== Provided information

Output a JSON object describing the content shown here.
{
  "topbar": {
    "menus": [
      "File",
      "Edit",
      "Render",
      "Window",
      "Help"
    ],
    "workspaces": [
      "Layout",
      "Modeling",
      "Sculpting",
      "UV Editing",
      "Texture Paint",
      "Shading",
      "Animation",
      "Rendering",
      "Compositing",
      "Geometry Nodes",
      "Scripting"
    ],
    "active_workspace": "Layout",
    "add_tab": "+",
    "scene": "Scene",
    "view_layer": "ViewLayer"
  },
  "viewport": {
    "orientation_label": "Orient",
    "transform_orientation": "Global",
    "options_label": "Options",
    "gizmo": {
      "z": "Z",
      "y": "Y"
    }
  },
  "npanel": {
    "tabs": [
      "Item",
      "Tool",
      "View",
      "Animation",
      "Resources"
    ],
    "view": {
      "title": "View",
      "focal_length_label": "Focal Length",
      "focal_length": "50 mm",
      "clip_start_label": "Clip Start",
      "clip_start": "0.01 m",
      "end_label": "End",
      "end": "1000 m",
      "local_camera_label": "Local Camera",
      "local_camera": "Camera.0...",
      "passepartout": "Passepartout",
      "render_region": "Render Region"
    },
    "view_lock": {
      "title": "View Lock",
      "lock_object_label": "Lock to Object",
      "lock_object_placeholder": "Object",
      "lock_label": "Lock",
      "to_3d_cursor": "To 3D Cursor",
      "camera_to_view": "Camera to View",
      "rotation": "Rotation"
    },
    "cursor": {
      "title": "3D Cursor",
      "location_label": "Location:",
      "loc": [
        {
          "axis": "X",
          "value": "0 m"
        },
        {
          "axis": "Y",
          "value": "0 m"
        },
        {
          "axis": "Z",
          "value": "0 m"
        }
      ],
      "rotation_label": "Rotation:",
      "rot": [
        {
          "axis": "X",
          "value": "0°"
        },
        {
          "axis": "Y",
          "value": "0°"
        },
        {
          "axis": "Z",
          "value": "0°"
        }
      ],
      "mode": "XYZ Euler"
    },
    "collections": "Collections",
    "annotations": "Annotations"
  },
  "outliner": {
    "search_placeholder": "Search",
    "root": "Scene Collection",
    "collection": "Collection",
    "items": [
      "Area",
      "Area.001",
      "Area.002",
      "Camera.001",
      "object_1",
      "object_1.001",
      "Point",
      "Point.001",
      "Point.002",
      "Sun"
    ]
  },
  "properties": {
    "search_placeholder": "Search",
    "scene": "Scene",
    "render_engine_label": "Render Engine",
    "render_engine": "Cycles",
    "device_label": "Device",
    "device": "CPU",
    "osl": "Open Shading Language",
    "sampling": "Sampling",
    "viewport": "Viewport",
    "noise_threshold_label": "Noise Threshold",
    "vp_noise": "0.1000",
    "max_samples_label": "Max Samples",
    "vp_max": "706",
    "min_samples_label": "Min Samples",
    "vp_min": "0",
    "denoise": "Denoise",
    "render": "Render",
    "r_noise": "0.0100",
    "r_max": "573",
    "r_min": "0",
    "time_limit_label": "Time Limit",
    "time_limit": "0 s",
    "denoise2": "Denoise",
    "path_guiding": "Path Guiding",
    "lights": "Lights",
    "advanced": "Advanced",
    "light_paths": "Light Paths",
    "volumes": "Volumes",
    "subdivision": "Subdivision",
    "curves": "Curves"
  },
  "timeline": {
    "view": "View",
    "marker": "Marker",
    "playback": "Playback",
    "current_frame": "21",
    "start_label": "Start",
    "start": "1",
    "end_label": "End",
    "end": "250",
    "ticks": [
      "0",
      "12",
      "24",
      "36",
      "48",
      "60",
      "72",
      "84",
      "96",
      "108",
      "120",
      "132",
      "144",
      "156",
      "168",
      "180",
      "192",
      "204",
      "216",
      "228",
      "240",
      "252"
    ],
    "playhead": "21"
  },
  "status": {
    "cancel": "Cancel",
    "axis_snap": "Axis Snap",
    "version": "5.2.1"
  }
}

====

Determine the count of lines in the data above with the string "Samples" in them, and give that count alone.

- _Response to the exercise_:
2